Lindell, the NFL's most accurate rookie kicker a year ago, matched his career best with the game-winning boot that was set up by Charlie Rogers' 49-yard kickoff return.

Lindell missed his first attempt, but redeemed himself with kicks from 49 and 23 yards before connecting with the game-winner.

Phil Dawson kicked two field goals and missed one for the Browns.

JAGUARS 21, STEELERS 3: At Jacksonville, Fla., Jimmy Smith caught two of Mark Brunell's three touchdown passes, and Hardy Nickerson had an interception and forced a fumble for Jacksonville.

Brunell threw for a modest 198 yards, but still outplayed Steelers quarterback Kordell Stewart, who went 21-for-37 for 181 yards. Stewart was forced to play catch-up in a driving rainstorm after Pittsburgh fell behind by 18 at halftime.

49ERS 16, FALCONS 13 (OT): At San Francisco, Jose Cortez kicked a 24-yard field goal with 10:59 left in overtime as 49ers rallied to beat the Atlanta Falcons 16-13 Sunday in a game featuring the limited debut of Michael Vick and the return of Garrison Hearst.

Terrell Owens, J.J. Stokes and Tai Streets all turned short receptions into long gains late in the game, each leading to San Francisco scores. The 49ers scored 13 straight points in the final minutes to win after struggling through the first three quarters.

After Cortez made a 20-yard field goal with 8 seconds left in regulation to tie it, San Francisco won the coin toss and opened overtime at its own 20.

CHARGERS 30, REDSKINS 3: At San Diego, The Chargers needed just one afternoon to get their first win of the season, not three months like last year. Rookie LaDainian Tomlinson and Tim Dwight led a revamped lineup to a 30-3 win over the Washington Redskins on Sunday.

In their first game of the post-Ryan Leaf era, the Chargers didn't look anything like the team that was an embarrassing 1-15 in 2000.

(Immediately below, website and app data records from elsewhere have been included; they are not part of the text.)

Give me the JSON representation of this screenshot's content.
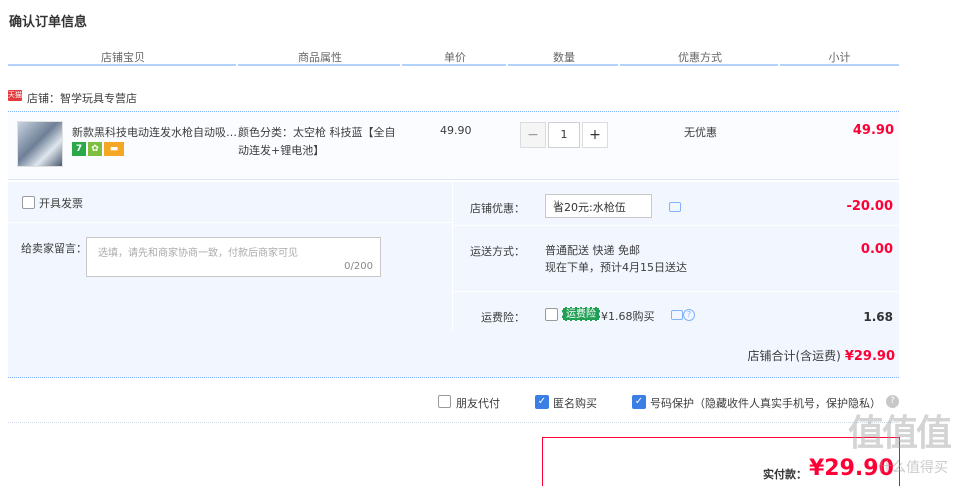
{
  "page": {
    "title": "确认订单信息"
  },
  "columns": [
    "店铺宝贝",
    "商品属性",
    "单价",
    "数量",
    "优惠方式",
    "小计"
  ],
  "shop": {
    "icon_text": "天猫",
    "label": "店铺：智学玩具专营店"
  },
  "item": {
    "title": "新款黑科技电动连发水枪自动吸…",
    "badges": [
      "7",
      "✿",
      "▬"
    ],
    "property": "颜色分类：太空枪 科技蓝【全自动连发+锂电池】",
    "unit_price": "49.90",
    "quantity": "1",
    "qty_minus": "−",
    "qty_plus": "+",
    "discount": "无优惠",
    "subtotal": "49.90"
  },
  "invoice": {
    "label": "开具发票"
  },
  "note": {
    "label": "给卖家留言：",
    "placeholder": "选填，请先和商家协商一致，付款后商家可见",
    "counter": "0/200"
  },
  "shop_discount": {
    "label": "店铺优惠：",
    "selected": "省20元:水枪伍",
    "amount": "-20.00"
  },
  "shipping": {
    "label": "运送方式：",
    "line1": "普通配送 快递 免邮",
    "line2": "现在下单，预计4月15日送达",
    "amount": "0.00"
  },
  "insurance": {
    "label": "运费险：",
    "badge": "运费险",
    "price": "¥1.68购买",
    "amount": "1.68"
  },
  "shop_total": {
    "label": "店铺合计(含运费)",
    "amount": "¥29.90"
  },
  "extras": {
    "friend_pay": "朋友代付",
    "anonymous": "匿名购买",
    "number_protect": "号码保护（隐藏收件人真实手机号，保护隐私）"
  },
  "payment": {
    "label": "实付款：",
    "amount": "¥29.90"
  },
  "watermark": {
    "main": "值值值",
    "sub": "什么值得买"
  }
}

Despite missing most of training camp in a contract holdout, Tomlinson ran for 113 yards on 36 carries and scored on runs of 3 and 1 yards. He was San Diego's first 100-yard rusher in 17 games.